With this in mind, the criticisims I tend to hear lead me to believe that the criticisers are trying to attack to deal with a percieved weakness they themselves hold...a common occurance....while the people taking an opposite stance without logical agreed points of discussion are just as defensive.

Its kind of an ego flailing pit IMHO....almost an attempt to get people to disclose their fears about their own playing...a potentialy fruitful group therapy session...but usually sans therapist and use.


Silver Member
First, I apologize for bringing up a beat-to-death subject. On the other hand I love the replies.

It seems that most discussions do lack clear definitions all agree on to use for foundation.

The drummers mentioned above ... Peart is not someone I have followed a lot but a career as long as his in RUSH ... he grooves RUSH I reckon. Whether he can swing was on display in the Buddy Rich gigs. Can he play funky grooves? Can Terry Bozzio? He grooved well enough for Zappa and Missing Persons. He lays down some really cool beats in his clinics. Can he play Motown and R&B? I don't know. Is that the definition of groove? A particular style of music it functions within? For some it seems to be. For others, no. Then how can it be said Peart does not groove?

I just watched a vid of Stewart Copeland playing School Days with Stanley Clarke. He was grooving hard in my book.

My point of reference was the thread on the gospel chops players. I do not understand the questions about groove, especially with those guys.

On another forum Dylan Elise came up. The guy is a monster. Yet, right away came the comments, yeah, but can he groove? Why is it assumed technically excellent players cannot groove? That's what I do not understand.

Perhaps Otto states some truth.


Platinum Member
I'm glad gene pool did not make it to the poem.
Nothing rhymes with it and colour of skin has nothing to do with groove anyway.
What is it in the gene pool
That makes our chops groovy
And keeps our grooves cool?

And if groove no delighted beauty lack
Who gives a rats which drummer is white
Or which of his brothers black?

Bart Hodge

Senior Member
I think the original question was pretty straight-forward. His question was easily definable.

Chops - Basically someone that could throw down an amazing solo. Technically proficient. There are a lots of guys that make my jaw drop by themselves but do nothing for me with other musicians.

Groove - Even a pattern as stupidly-simple as a straight 8th notes is "it". There have been sound clips and videos posted that demonstrate "groove". The Jeff Porcaro/Toto video of Georgy Porgy in (Paris 1990) comes to mind. I'm more impressed with this group as it fits my style of playing.

So to answer his question, what guys fit both? Vinnie, Weckl, Gadd, Dennis Chambers, David Garibaldi to name a few.

Not to confuse the issue, but I use chops two ways. First, the way I mentioned above but if someone says to me, "Does he/she have the chops to play the gig?", it means something total different. Chops = ability. However, that is not how the original question was asked.

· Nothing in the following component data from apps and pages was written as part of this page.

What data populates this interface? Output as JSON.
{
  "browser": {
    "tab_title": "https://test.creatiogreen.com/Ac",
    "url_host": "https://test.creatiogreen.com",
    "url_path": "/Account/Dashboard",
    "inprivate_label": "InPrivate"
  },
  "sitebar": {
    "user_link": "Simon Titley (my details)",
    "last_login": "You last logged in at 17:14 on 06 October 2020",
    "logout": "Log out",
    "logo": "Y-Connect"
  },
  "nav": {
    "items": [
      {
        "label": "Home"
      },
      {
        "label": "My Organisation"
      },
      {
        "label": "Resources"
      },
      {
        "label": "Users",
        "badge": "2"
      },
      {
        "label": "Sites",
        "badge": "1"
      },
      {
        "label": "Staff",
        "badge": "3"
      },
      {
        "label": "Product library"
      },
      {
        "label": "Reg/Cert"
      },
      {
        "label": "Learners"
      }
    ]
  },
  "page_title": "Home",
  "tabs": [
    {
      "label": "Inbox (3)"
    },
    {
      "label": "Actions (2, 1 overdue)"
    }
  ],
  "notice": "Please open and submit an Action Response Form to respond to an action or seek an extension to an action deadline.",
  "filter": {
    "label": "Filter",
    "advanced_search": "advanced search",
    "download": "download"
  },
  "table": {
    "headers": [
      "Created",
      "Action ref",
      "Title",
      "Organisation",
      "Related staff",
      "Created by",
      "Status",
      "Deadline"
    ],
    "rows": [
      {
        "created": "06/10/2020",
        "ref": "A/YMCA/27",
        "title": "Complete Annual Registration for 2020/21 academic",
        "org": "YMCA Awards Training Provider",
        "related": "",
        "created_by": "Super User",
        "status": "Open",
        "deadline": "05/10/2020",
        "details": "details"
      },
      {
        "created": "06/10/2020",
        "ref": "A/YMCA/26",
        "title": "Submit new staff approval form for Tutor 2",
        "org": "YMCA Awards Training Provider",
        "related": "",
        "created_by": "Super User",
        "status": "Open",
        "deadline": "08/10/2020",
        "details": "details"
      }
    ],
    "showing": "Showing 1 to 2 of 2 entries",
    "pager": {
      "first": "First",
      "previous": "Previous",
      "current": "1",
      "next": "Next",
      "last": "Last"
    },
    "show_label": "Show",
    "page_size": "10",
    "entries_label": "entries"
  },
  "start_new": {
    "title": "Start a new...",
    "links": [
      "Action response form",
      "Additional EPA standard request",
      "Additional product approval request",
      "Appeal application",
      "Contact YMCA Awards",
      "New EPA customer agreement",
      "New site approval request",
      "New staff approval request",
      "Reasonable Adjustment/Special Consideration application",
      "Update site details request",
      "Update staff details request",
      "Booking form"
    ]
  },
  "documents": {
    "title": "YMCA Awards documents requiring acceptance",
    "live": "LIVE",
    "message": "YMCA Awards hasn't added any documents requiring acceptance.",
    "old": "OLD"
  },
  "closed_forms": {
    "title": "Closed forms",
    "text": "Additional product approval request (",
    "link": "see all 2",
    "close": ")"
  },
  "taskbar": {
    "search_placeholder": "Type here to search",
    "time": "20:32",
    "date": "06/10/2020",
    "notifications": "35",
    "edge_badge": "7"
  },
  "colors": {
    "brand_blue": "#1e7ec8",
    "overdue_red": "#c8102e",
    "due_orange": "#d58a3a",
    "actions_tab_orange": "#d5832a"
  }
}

Gold Member
I don't know where people get this, that a Groove is something for somebody to write a song over, or that a good groove is easy to work with. There you go nice and tame docile little groover, now B good and play some eighth notes ... You can totally groove solo, furthermore a good groove can be very rough to work with, especially if you don't get it, feel me? Maybe many people don't get the tight-nit interlocking rhythms that are the staple of good percussion ensembles, nor do they get that a groove isn't a constant repetitive time keeping rhythm, but tough cookies, get some mental independence and coordination... learn to tap your foot, better yet take a break.


Platinum Member
You can't build a house with chops.
But you can build one with a chop saw or chop gun.

I always find the chops vs groove thing ridiculous. So much talk on here about "this groove" or "that groove", and "but can he groove" or "he has no groove". Also, there is the common "chops are a means to an end" and "chops wont get you paid". Now I ask all you anti-chops folks, are you happy only playing slow single strokes, or do you have some tricks up your sleeve? And why on earth do I keep finding these same people in the Technique section asking and/or answering chops oriented questions?